In other changes, Wordpad, Paint, and Calculator look completely different with ribbon bars and WordPad has the added functionality of opening .docx files now, so need to install Office 2007 compatibility packs for opening Word documents anymore. Several more usability features have been added in Windows 7 that allow you to snap windows to size instantly or clear the desktop of all windows by a quick back and forth motion by grabbing the top of a window. See these awesome ads for a demo of these features and more.

There's an automatic desktop wallpaper changer built-in allowing you to set your chosen desktop backgrounds at specified time intervals (default is 30 minutes). You can also finally change the background of your logon screen. Last but certainly not the least are libraries for arranging documents, pictures, videos etc. No longer are you restricted to put all your stuff in specific folders on the C drive. Libraries are the aggregation of your chosen files from all across the storage media in use. Gone is the hassle of remembering file and folder locations since you can access them at anytime through the libraries. The libraries also appear on Open/Save dialogs of all programs which makes file-management a piece of cake!
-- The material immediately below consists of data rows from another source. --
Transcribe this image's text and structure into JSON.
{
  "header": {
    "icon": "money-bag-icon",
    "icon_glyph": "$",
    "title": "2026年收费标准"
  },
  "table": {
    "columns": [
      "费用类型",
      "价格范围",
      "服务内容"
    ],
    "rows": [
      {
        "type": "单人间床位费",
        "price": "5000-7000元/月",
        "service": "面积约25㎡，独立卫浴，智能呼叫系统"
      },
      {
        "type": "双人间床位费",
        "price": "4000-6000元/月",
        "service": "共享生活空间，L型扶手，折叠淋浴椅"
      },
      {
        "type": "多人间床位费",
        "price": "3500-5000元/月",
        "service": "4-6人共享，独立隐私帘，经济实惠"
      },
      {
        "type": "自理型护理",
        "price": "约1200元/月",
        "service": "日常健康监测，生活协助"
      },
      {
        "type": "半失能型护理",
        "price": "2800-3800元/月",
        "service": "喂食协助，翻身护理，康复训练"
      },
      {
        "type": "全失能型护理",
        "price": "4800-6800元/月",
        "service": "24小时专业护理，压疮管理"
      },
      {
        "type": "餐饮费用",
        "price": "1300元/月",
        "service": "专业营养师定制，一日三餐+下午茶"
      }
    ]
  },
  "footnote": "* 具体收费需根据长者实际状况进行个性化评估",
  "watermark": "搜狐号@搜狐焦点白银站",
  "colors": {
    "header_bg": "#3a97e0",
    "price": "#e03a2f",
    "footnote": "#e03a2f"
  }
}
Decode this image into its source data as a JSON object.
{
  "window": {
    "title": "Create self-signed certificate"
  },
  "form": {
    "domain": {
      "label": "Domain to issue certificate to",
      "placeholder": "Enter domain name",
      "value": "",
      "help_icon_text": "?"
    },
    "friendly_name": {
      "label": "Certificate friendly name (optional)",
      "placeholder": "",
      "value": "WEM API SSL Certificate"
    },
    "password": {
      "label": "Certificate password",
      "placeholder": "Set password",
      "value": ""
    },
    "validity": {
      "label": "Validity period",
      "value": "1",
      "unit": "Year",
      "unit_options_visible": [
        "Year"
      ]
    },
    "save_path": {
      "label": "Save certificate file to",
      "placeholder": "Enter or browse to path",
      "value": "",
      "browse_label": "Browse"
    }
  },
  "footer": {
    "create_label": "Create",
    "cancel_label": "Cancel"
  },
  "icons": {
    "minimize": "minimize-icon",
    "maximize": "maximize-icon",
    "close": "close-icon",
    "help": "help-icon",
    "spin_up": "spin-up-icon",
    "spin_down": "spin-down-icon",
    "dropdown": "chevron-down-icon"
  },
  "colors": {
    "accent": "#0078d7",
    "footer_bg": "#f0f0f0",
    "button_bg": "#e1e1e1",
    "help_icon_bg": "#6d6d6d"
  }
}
Ok thats all I could think of for now. In short, Windows 7 refines a lot of the things we saw in Vista while improving on its basic functionality. Boot times, resuming from hibernation etc. are noticeably quicker and everything works just fine. There's no reason NOT to like it. I'm certainly loving it!